### What to do
Among the entries, which lines carry the string "kind"? Copy each of them.

Segment Start: Information shown

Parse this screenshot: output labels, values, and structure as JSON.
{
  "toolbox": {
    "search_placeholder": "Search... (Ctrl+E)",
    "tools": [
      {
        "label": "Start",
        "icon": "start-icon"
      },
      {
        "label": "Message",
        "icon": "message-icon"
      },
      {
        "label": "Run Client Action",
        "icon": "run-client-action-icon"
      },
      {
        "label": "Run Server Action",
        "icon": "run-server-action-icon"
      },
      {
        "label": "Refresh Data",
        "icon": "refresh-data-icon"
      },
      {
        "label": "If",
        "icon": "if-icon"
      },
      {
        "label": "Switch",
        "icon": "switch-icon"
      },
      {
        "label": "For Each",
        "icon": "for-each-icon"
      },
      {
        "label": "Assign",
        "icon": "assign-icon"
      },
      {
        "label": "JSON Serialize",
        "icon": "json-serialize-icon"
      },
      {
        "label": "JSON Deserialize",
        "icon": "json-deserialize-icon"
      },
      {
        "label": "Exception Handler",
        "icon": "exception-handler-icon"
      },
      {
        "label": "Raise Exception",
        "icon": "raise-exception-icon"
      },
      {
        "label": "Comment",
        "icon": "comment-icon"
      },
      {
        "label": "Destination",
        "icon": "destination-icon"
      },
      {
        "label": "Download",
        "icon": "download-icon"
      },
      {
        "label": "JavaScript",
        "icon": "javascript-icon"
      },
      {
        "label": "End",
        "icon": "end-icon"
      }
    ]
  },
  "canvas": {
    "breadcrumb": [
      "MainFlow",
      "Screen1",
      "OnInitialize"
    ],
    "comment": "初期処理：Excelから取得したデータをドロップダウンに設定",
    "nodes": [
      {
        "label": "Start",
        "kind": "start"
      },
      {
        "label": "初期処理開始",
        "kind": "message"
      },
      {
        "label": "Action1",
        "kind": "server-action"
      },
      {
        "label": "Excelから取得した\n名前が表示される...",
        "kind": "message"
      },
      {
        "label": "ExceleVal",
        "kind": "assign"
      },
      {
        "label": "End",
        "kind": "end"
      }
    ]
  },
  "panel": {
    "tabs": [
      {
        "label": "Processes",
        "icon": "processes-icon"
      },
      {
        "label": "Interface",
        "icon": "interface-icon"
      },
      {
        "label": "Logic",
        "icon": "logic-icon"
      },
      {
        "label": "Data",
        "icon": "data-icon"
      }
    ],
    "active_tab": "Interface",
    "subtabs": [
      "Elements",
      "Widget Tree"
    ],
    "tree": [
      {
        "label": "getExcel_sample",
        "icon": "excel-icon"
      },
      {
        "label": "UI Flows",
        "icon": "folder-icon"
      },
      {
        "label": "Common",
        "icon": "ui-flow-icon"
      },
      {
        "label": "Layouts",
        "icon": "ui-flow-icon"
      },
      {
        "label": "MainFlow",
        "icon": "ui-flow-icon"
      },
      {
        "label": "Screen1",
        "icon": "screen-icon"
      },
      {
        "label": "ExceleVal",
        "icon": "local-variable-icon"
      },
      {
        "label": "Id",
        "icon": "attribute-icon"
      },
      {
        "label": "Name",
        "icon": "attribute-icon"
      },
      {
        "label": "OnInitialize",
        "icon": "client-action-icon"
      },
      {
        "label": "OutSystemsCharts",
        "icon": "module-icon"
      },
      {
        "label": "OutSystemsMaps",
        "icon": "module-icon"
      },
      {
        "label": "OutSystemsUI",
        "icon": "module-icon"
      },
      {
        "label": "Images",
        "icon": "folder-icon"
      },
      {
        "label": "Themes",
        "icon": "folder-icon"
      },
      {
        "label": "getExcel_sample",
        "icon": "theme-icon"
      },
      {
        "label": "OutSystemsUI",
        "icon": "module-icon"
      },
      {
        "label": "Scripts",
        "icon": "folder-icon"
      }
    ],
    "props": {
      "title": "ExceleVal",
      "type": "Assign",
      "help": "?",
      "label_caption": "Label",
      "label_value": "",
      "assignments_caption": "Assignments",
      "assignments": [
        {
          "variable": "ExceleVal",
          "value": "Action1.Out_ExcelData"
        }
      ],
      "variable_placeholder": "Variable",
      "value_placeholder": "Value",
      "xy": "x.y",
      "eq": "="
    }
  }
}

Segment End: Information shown

### Exercise answer
        "kind": "start"
        "kind": "message"
        "kind": "server-action"
        "kind": "message"
        "kind": "assign"
        "kind": "end"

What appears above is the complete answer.